Background
During the Afghan War, nine PAF squadrons took part in providing defence of Pakistan's airspace. The PAF logged 10939 sorties entailing 13275:40 hours of flying. A total of 2476 enemy air violations were recorded comprising 7,589 enemy aircraft. Eight of these planes were shot down by six different pilots of the PAF, all belonging to the F-16 squadrons. A large number of Afghan planes also defected or were forced to land in Pakistan during that time.
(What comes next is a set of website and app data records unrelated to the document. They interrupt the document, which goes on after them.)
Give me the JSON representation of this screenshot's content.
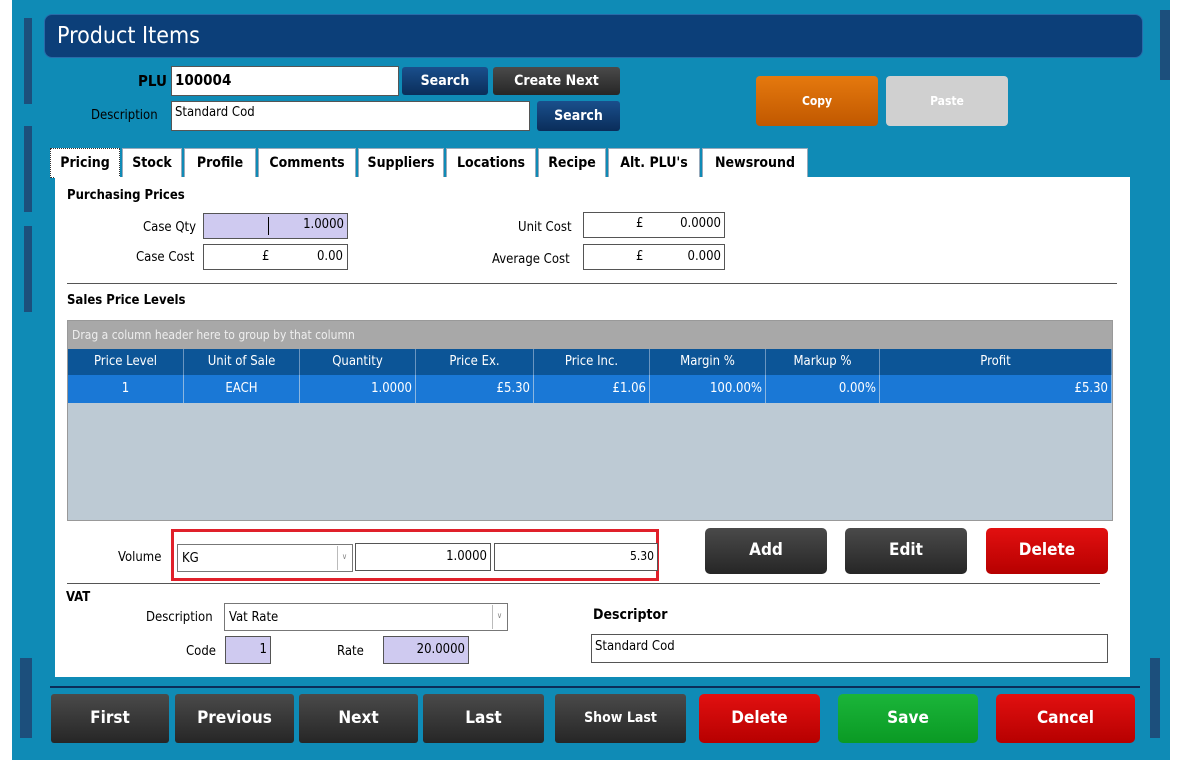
{
  "window": {
    "title": "Product Items"
  },
  "header": {
    "plu_label": "PLU",
    "plu_value": "100004",
    "search1_label": "Search",
    "create_next_label": "Create Next",
    "description_label": "Description",
    "description_value": "Standard Cod",
    "search2_label": "Search",
    "copy_label": "Copy",
    "paste_label": "Paste"
  },
  "tabs": [
    {
      "label": "Pricing"
    },
    {
      "label": "Stock"
    },
    {
      "label": "Profile"
    },
    {
      "label": "Comments"
    },
    {
      "label": "Suppliers"
    },
    {
      "label": "Locations"
    },
    {
      "label": "Recipe"
    },
    {
      "label": "Alt. PLU's"
    },
    {
      "label": "Newsround"
    }
  ],
  "purchasing": {
    "section_title": "Purchasing Prices",
    "case_qty_label": "Case Qty",
    "case_qty_value": "1.0000",
    "case_cost_label": "Case Cost",
    "case_cost_currency": "£",
    "case_cost_value": "0.00",
    "unit_cost_label": "Unit Cost",
    "unit_cost_currency": "£",
    "unit_cost_value": "0.0000",
    "average_cost_label": "Average Cost",
    "average_cost_currency": "£",
    "average_cost_value": "0.000"
  },
  "sales": {
    "section_title": "Sales Price Levels",
    "group_hint": "Drag a column header here to group by that column",
    "columns": [
      "Price Level",
      "Unit of Sale",
      "Quantity",
      "Price Ex.",
      "Price Inc.",
      "Margin %",
      "Markup %",
      "Profit"
    ],
    "rows": [
      [
        "1",
        "EACH",
        "1.0000",
        "£5.30",
        "£1.06",
        "100.00%",
        "0.00%",
        "£5.30"
      ]
    ]
  },
  "volume": {
    "label": "Volume",
    "unit_value": "KG",
    "quantity_value": "1.0000",
    "price_value": "5.30",
    "add_label": "Add",
    "edit_label": "Edit",
    "delete_label": "Delete"
  },
  "vat": {
    "section_title": "VAT",
    "description_label": "Description",
    "description_value": "Vat Rate",
    "code_label": "Code",
    "code_value": "1",
    "rate_label": "Rate",
    "rate_value": "20.0000",
    "descriptor_label": "Descriptor",
    "descriptor_value": "Standard Cod"
  },
  "footer": {
    "first_label": "First",
    "previous_label": "Previous",
    "next_label": "Next",
    "last_label": "Last",
    "show_last_label": "Show Last",
    "delete_label": "Delete",
    "save_label": "Save",
    "cancel_label": "Cancel"
  },
  "colors": {
    "frame": "#0f8bb6",
    "title": "#0c3f79",
    "highlight": "#e0202a",
    "selected_row": "#1a78d6"
  }
}
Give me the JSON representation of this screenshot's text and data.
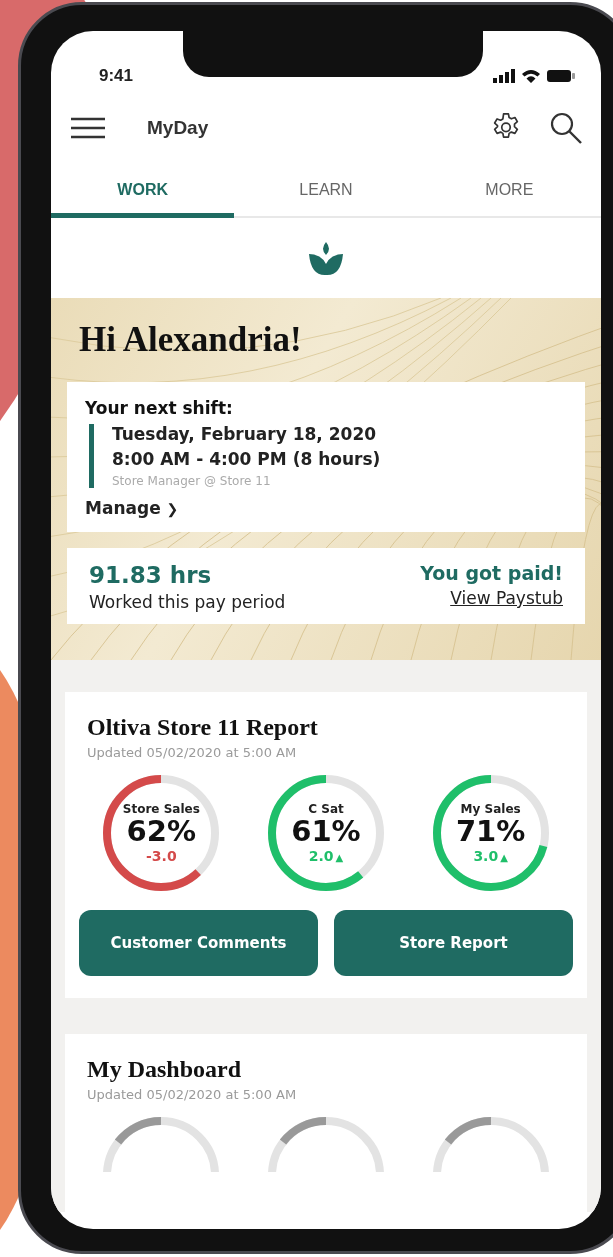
{
  "status_bar": {
    "time": "9:41"
  },
  "app_bar": {
    "title": "MyDay"
  },
  "tabs": [
    {
      "label": "WORK",
      "selected": true
    },
    {
      "label": "LEARN",
      "selected": false
    },
    {
      "label": "MORE",
      "selected": false
    }
  ],
  "greeting": "Hi Alexandria!",
  "next_shift": {
    "heading": "Your next shift:",
    "date": "Tuesday, February 18, 2020",
    "time": "8:00 AM - 4:00 PM (8 hours)",
    "role": "Store Manager @ Store 11",
    "link": "Manage",
    "link_icon": "❯"
  },
  "pay": {
    "hours": "91.83 hrs",
    "hours_label": "Worked this pay period",
    "message": "You got paid!",
    "link": "View Paystub"
  },
  "report": {
    "title": "Oltiva Store 11 Report",
    "updated": "Updated 05/02/2020 at 5:00 AM",
    "gauges": [
      {
        "label": "Store Sales",
        "value": "62%",
        "delta": "-3.0",
        "color": "#d44a4a",
        "level": 0.62
      },
      {
        "label": "C Sat",
        "value": "61%",
        "delta": "2.0",
        "arrow": "▲",
        "color": "#1fbf6a",
        "level": 0.61
      },
      {
        "label": "My Sales",
        "value": "71%",
        "delta": "3.0",
        "arrow": "▲",
        "color": "#1fbf6a",
        "level": 0.71
      }
    ],
    "buttons": [
      "Customer Comments",
      "Store Report"
    ]
  },
  "dashboard": {
    "title": "My Dashboard",
    "updated": "Updated 05/02/2020 at 5:00 AM"
  }
}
Being the only air superiority squadron in the north at that time, 15 Air Superiority Squadrin was tasked for Air Defence Alert (ADA) duties. As many as 6+2 and 8+2 F-6 aircraft were put on ADA at one time. From 1980 onwards, 23 Squadron from Samungli began supporting the 15 Squadron as well. On March 1, 1980, a Russian Il-26 violated Pakistan airspace and came as far as Risalpur. Two F-6s were scrambled from 11 Squadron at Chaklala in response. They intercepted the intruder and fired a warning burst. The Il-26 turned back towards the border and its pilot transmitted calls for help. At that time, six Mig-23 entered the airspace from three different directions. Two more F-6s were scrambled but were ordered not to take any offensive action; therefore no engagement took place. This was certainly an indication of the things to come.
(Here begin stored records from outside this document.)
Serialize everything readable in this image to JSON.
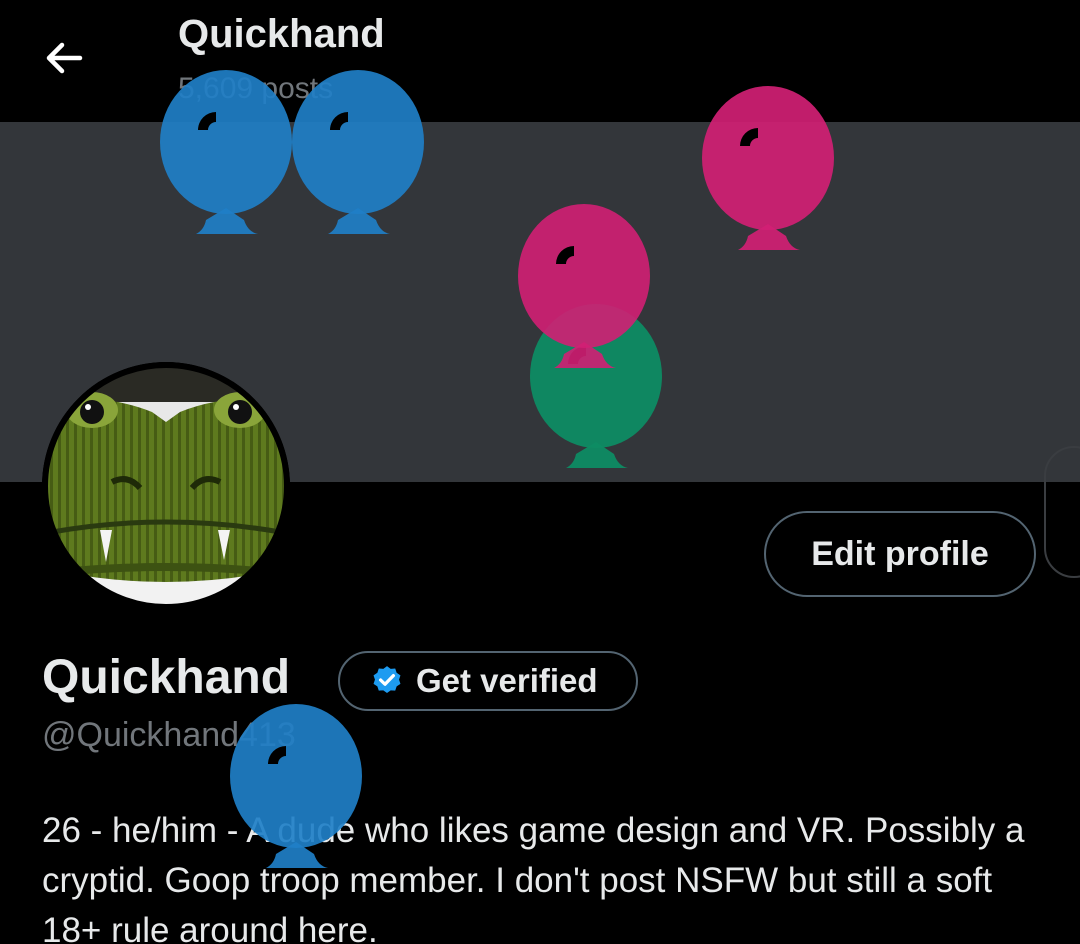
{
  "header": {
    "title": "Quickhand",
    "posts_count": "5,609 posts"
  },
  "profile": {
    "display_name": "Quickhand",
    "handle": "@Quickhand413",
    "get_verified_label": "Get verified",
    "edit_profile_label": "Edit profile",
    "bio": "26 - he/him - A dude who likes game design and VR. Possibly a cryptid. Goop troop member. I don't post NSFW but still a soft 18+ rule around here."
  },
  "icons": {
    "back": "back-arrow-icon",
    "verified": "verified-badge-icon",
    "balloon": "balloon-icon"
  },
  "colors": {
    "background": "#000000",
    "banner": "#33363a",
    "text_primary": "#e7e9ea",
    "text_secondary": "#71767b",
    "border": "#536471",
    "verified_blue": "#1d9bf0",
    "balloon_blue": "#1f7fc7",
    "balloon_pink": "#d11f74",
    "balloon_green": "#0e8c63"
  }
}
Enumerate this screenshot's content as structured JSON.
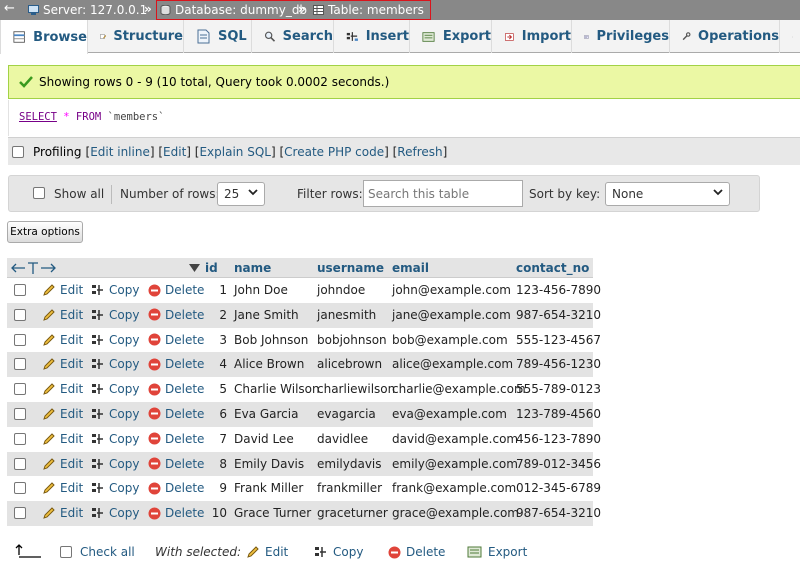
{
  "breadcrumb": {
    "back_glyph": "←",
    "server": "Server: 127.0.0.1",
    "database": "Database: dummy_db",
    "table": "Table: members",
    "separator": "»"
  },
  "tabs": [
    {
      "label": "Browse",
      "icon": "browse-icon",
      "active": true
    },
    {
      "label": "Structure",
      "icon": "structure-icon"
    },
    {
      "label": "SQL",
      "icon": "sql-icon"
    },
    {
      "label": "Search",
      "icon": "search-icon"
    },
    {
      "label": "Insert",
      "icon": "insert-icon"
    },
    {
      "label": "Export",
      "icon": "export-icon"
    },
    {
      "label": "Import",
      "icon": "import-icon"
    },
    {
      "label": "Privileges",
      "icon": "privileges-icon"
    },
    {
      "label": "Operations",
      "icon": "operations-icon"
    }
  ],
  "message": {
    "text": "Showing rows 0 - 9 (10 total, Query took 0.0002 seconds.)"
  },
  "query": {
    "select": "SELECT",
    "star": "*",
    "from": "FROM",
    "table": "`members`"
  },
  "profiling": {
    "label": "Profiling",
    "open": "[",
    "close": "]",
    "sep": "] [",
    "links": [
      "Edit inline",
      "Edit",
      "Explain SQL",
      "Create PHP code",
      "Refresh"
    ]
  },
  "navigation": {
    "show_all": "Show all",
    "rows_label": "Number of rows:",
    "rows_value": "25",
    "filter_label": "Filter rows:",
    "filter_placeholder": "Search this table",
    "sort_label": "Sort by key:",
    "sort_value": "None"
  },
  "extra_options": "Extra options",
  "table": {
    "headers": {
      "id": "id",
      "name": "name",
      "username": "username",
      "email": "email",
      "contact_no": "contact_no"
    },
    "actions": {
      "edit": "Edit",
      "copy": "Copy",
      "delete": "Delete"
    },
    "rows": [
      {
        "id": "1",
        "name": "John Doe",
        "username": "johndoe",
        "email": "john@example.com",
        "contact_no": "123-456-7890"
      },
      {
        "id": "2",
        "name": "Jane Smith",
        "username": "janesmith",
        "email": "jane@example.com",
        "contact_no": "987-654-3210"
      },
      {
        "id": "3",
        "name": "Bob Johnson",
        "username": "bobjohnson",
        "email": "bob@example.com",
        "contact_no": "555-123-4567"
      },
      {
        "id": "4",
        "name": "Alice Brown",
        "username": "alicebrown",
        "email": "alice@example.com",
        "contact_no": "789-456-1230"
      },
      {
        "id": "5",
        "name": "Charlie Wilson",
        "username": "charliewilson",
        "email": "charlie@example.com",
        "contact_no": "555-789-0123"
      },
      {
        "id": "6",
        "name": "Eva Garcia",
        "username": "evagarcia",
        "email": "eva@example.com",
        "contact_no": "123-789-4560"
      },
      {
        "id": "7",
        "name": "David Lee",
        "username": "davidlee",
        "email": "david@example.com",
        "contact_no": "456-123-7890"
      },
      {
        "id": "8",
        "name": "Emily Davis",
        "username": "emilydavis",
        "email": "emily@example.com",
        "contact_no": "789-012-3456"
      },
      {
        "id": "9",
        "name": "Frank Miller",
        "username": "frankmiller",
        "email": "frank@example.com",
        "contact_no": "012-345-6789"
      },
      {
        "id": "10",
        "name": "Grace Turner",
        "username": "graceturner",
        "email": "grace@example.com",
        "contact_no": "987-654-3210"
      }
    ]
  },
  "bottom": {
    "check_all": "Check all",
    "with_selected": "With selected:",
    "edit": "Edit",
    "copy": "Copy",
    "delete": "Delete",
    "export": "Export"
  },
  "colors": {
    "link": "#235a81",
    "success_bg": "#ebf8a4",
    "breadcrumb_bg": "#888888",
    "highlight_border": "#d9141c",
    "row_alt": "#e3e3e3"
  }
}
During 1985, there were occasional intrussions by Afghan aircraft but the situation was not serious. During that time, the Army got Stinger missiles and deployed them at on different border areas. Corp Commander of Peshawar, Lt Gen Aslam Beg claimed that the army would be the first one to shoot down an enemy aircraft. During May of 1986 however, the violations increased and on 17 May, 483 CRC vectored a pair of F-16s on a dawn CAP towards the two intruding enemy planes. Both planes were shot down after a brief engagement and the army was contacted to locate the wreckage.
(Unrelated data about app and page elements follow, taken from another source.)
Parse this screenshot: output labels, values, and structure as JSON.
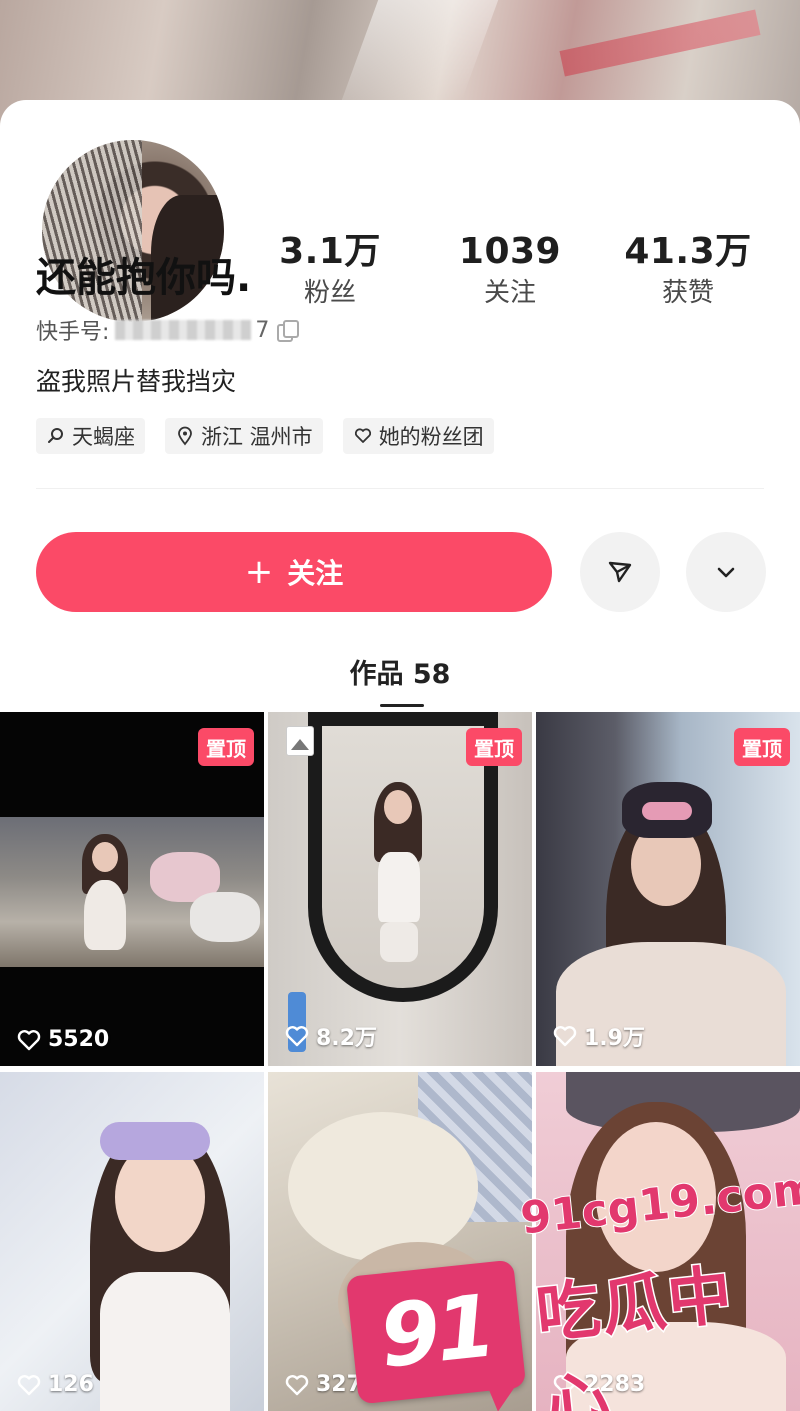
{
  "profile": {
    "stats": [
      {
        "value": "3.1万",
        "label": "粉丝"
      },
      {
        "value": "1039",
        "label": "关注"
      },
      {
        "value": "41.3万",
        "label": "获赞"
      }
    ],
    "nickname": "还能抱你吗.",
    "uid_label": "快手号:",
    "uid_suffix": "7",
    "bio": "盗我照片替我挡灾",
    "tags": [
      {
        "icon": "search-icon",
        "text": "天蝎座"
      },
      {
        "icon": "location-pin-icon",
        "text": "浙江 温州市"
      },
      {
        "icon": "heart-outline-icon",
        "text": "她的粉丝团"
      }
    ]
  },
  "actions": {
    "follow_plus": "+",
    "follow_label": "关注",
    "share_icon": "send-icon",
    "more_icon": "chevron-down-icon"
  },
  "works_tab": {
    "label": "作品 58"
  },
  "works": [
    {
      "likes": "5520",
      "pinned": true,
      "pin_label": "置顶",
      "image_post": false
    },
    {
      "likes": "8.2万",
      "pinned": true,
      "pin_label": "置顶",
      "image_post": true
    },
    {
      "likes": "1.9万",
      "pinned": true,
      "pin_label": "置顶",
      "image_post": false
    },
    {
      "likes": "126",
      "pinned": false,
      "image_post": false
    },
    {
      "likes": "327",
      "pinned": false,
      "image_post": false
    },
    {
      "likes": "2283",
      "pinned": false,
      "image_post": false
    }
  ],
  "watermark": {
    "logo_number": "91",
    "url": "91cg19.com",
    "name": "吃瓜中心"
  },
  "colors": {
    "accent": "#fb4a67",
    "watermark": "#e2386e"
  }
}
Soon after, the Afghans were violating Pakistani airspace from Arandu in north to Wana in the south. The government directive was to thrawt the enemy without cross-border manoeuvres. The Rules of Engagement (ROE) were reviewed and the concept of 'Slashing Attack' was formulated. The aim was to make a single high speed pass to shoot an enemy aircraft and then to extricate quickly so that minimum time was spent in the combat area.

In an incident during 1987, four Afghan aircraft intruded as deep as Shabqabad. Two F-6s on ADA from Peshawar were scrambled. However, one aircraft had to abort and thus abiding by the ROEs, the other fighter was not committed. Thus, an oppertunity to score a kill was missed.

Newer technology and tactics were continually entering the arena. The introduction of Elnit type aircraft by the Soviets had posed a problem, and the squadrons quickly inroduced new counter-tactics and safegaurds. In the meantime came the dramatic news that a true BVR missile was soon to be introduced by the Soviets in the warzone with some Russian Mig-29s. Although the pilots were never to engage this type of aircraft in combat, following an immediate operator-level research initiative, the PAF's first ever anti-BVR tactics were introduced. The efficacy of these tactics was soon recognized by the Combat Commanders School (CCS), and it adapted them for its F-16 courses and subsequently for use in most other fighter squadrons.

Successful Encounters
Some of the successful encounters during the war are of importance since they constitute the PAF only live combat experience sine 1971 war, to date. They provided an oppertunity to all combat elements such as pilots, the air defence controllers, and the maintenance crew to test their endurance, assets and skill.

Near Engagements/ Missed Oppertunities